Forthcoming workshops

Exploring Digital Text Collections with Juxtorpus: A Taster Webinar on the Latest ATAP Text Analysis Tool

Join us for a hybrid taster webinar on the latest addition to the suite of ATAP text analysis tools - Juxtorpus. Developed to provide a unified framework for managing and exploring text contents and metadata, Juxtorpus offers a Corpus package that enables flexible building, exploration, and slicing of your corpus while maintaining its shape, and a Jux package that allows for easy comparison and highlighting of differences between any two corpora with tools and visualisations that come off-the-shelf. During the webinar, we’ll also show you how to use other ATAP tools in combination with the Corpus to create a reusable workflow that will boost your analysis capabilities.

This 1.5-hour webinar will come with minimal hands-on opportunities, and we invite anyone interested in learning how to handle and analyse their digital text collections to join us. No programming knowledge or skills are required.

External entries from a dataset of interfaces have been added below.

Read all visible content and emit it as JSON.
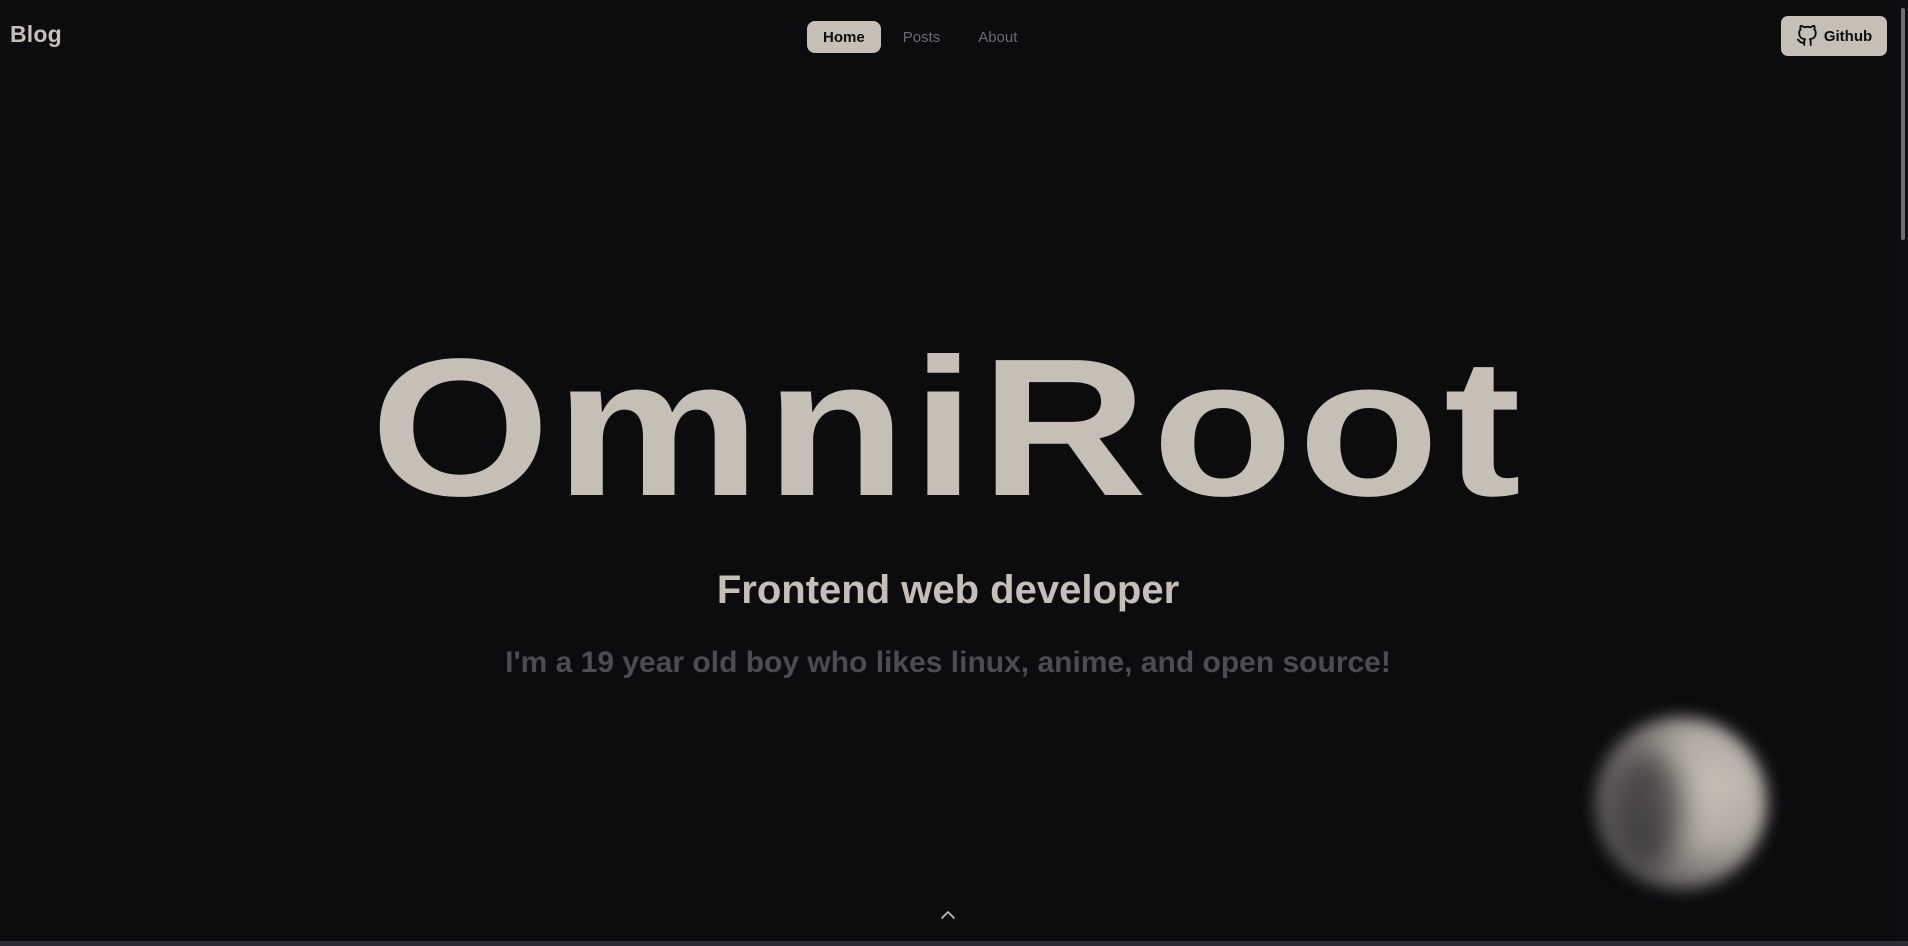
{
  "header": {
    "brand": "Blog",
    "nav": [
      {
        "label": "Home",
        "active": true
      },
      {
        "label": "Posts",
        "active": false
      },
      {
        "label": "About",
        "active": false
      }
    ],
    "github_label": "Github",
    "github_icon": "github-icon"
  },
  "hero": {
    "title": "OmniRoot",
    "subtitle": "Frontend web developer",
    "description": "I'm a 19 year old boy who likes linux, anime, and open source!"
  },
  "decor": {
    "moon_icon": "moon-icon",
    "scroll_up_icon": "chevron-up-icon"
  },
  "colors": {
    "background": "#0c0c0f",
    "accent": "#c5bfb6",
    "muted": "#4e4c50"
  }
}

When: 10:30am – 12pm, Thursday, 25th May 2023

How: Hybrid (In-person for University of Sydney participants, Online for other participants)

Where: Zoom link and location will be sent a few days before the event.

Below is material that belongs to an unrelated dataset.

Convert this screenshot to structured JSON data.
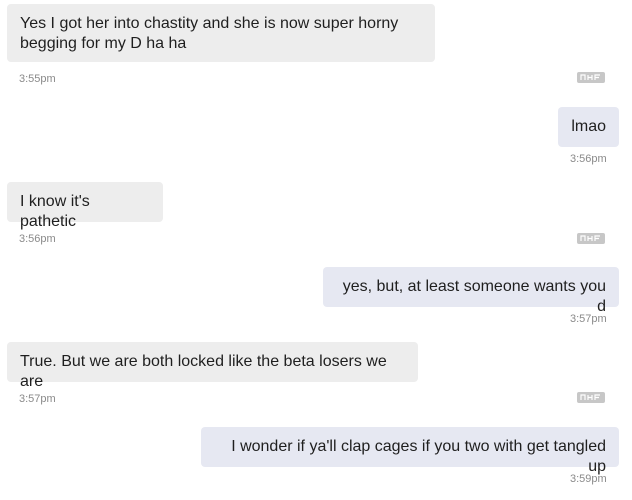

Workshop on Language Corpora in Australia

Over decades of work in Australia, significant collections of language data have been amassed, including of varieties of Australian English, Australian migrant languages, Australian Indigenous languages, sign languages and others. These collections represent a trove of knowledge not only of language in Australia, but also of Australia’s social and cultural history. And yet, not all are well known and many lack published descriptions. The purpose of this workshop is to provide an opportunity to share information about existing language corpora in Australia, with a view to producing a special issue of the Australian Journal of Linguistics that introduces a selection of these corpora, explores how they can contribute to our understanding of language, society, and history in Australia, and considers avenues that such corpora open up for future research.

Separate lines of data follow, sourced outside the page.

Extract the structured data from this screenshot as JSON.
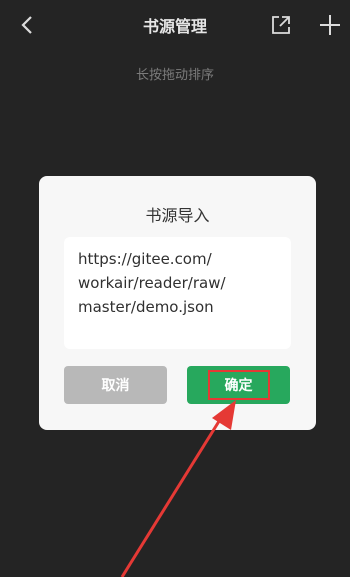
{
  "header": {
    "title": "书源管理",
    "back_icon": "back-arrow-icon",
    "export_icon": "export-icon",
    "add_icon": "plus-icon"
  },
  "hint": "长按拖动排序",
  "dialog": {
    "title": "书源导入",
    "url": "https://gitee.com/\nworkair/reader/raw/\nmaster/demo.json",
    "cancel_label": "取消",
    "ok_label": "确定"
  },
  "colors": {
    "background": "#242424",
    "dialog_bg": "#f7f7f7",
    "cancel_button": "#b8b8b8",
    "ok_button": "#27a85d",
    "annotation": "#e53935"
  }
}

This workshop is being run as part of the Language Data Commons of Australia (LDaCA), which is working to build national research infrastructure for the Humanities and Social Sciences, facilitating access to and use of digital language corpora for linguists, scholars across the Humanities and Social Sciences, and non-academics.

Abstract submission

For a 20 min presentation, please submit a 250-300 word abstract in English (excluding references). The presentation should include the following information:

  • Speech community/fieldsite: Describe the location of the community and/or their brief history in Australia, the languages spoken and/or signed, and their current status.
  • Corpus design principles: Specify the sample size, sociolinguistic background of the participants, method of data collection and/or genre (e.g. sociolinguistic interviews, natural conversations, oral histories, elicited data, etc.); data format (written/spoken/audio/video, etc.) and where it is stored.
  • Corpus findings and implications: Summarise some key findings from the corpus and discuss other insights that might be obtained from the data in current or future work.

Important dates

22 May Abstracts due

5 June Notification of acceptance

3 July Workshop

How to Submit: Please submit your abstract by 22 May on


Please contact either

Office Hours

We invite Australian researchers working with linguistics, text analytics, digital and computational methods, social media and web archives, and much more to attend our regular online office hours, jointly hosted with the Digital Observatory. Bring your technical questions, research problems and rough ideas and get advice and feedback from the combined expertise of our ARDC research infrastructure projects. No question is too small, and even if we don’t know the answer we are likely to be able to point you to someone who does.

These sessions run over Zoom from 2-3pm (Australia/Sydney time) every second Tuesday - details.